Your answer should consist of the lines below that hold the word "设备领用".

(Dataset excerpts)
+--
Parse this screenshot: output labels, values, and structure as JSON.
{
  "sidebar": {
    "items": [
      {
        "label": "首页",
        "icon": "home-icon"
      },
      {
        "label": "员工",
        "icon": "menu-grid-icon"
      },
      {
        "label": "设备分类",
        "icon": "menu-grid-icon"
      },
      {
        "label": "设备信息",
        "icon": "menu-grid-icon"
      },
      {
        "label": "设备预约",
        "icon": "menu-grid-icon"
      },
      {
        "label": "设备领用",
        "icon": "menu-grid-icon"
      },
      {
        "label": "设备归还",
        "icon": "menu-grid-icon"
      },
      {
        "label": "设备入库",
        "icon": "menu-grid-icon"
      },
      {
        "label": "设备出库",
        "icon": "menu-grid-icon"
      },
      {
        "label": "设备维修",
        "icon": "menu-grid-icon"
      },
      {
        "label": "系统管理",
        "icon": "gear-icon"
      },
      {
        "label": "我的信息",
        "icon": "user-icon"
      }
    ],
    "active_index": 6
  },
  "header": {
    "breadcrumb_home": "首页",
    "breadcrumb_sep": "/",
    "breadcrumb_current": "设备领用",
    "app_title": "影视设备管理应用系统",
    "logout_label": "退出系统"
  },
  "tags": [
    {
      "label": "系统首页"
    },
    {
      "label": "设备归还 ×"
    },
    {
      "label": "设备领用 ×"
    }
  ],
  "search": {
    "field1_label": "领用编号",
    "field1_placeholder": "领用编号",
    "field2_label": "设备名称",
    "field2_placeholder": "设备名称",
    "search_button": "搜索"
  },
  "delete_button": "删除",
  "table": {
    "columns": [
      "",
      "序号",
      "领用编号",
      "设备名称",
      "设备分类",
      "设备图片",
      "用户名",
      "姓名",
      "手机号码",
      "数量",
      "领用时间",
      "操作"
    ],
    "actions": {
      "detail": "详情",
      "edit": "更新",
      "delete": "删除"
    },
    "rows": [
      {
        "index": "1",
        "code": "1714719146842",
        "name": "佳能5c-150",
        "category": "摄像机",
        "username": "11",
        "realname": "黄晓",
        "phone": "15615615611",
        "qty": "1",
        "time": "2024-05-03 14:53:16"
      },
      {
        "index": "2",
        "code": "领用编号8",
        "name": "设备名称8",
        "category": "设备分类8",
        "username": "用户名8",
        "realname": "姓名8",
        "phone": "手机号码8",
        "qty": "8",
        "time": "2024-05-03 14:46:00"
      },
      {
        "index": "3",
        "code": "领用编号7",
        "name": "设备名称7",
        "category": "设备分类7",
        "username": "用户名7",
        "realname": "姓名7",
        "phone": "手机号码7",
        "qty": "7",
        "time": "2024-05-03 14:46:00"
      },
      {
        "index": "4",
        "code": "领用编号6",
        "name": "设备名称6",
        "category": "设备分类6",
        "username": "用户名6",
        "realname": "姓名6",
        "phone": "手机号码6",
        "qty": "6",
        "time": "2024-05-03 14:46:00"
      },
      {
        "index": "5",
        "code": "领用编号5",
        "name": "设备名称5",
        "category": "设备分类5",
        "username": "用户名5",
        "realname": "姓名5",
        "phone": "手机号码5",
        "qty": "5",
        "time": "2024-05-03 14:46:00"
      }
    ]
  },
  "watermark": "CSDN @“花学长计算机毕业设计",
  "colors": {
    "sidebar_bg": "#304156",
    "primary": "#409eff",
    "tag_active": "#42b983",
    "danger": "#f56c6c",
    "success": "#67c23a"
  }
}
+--
* [Expected answer]
        "label": "设备领用",
    "breadcrumb_current": "设备领用",
      "label": "设备领用 ×"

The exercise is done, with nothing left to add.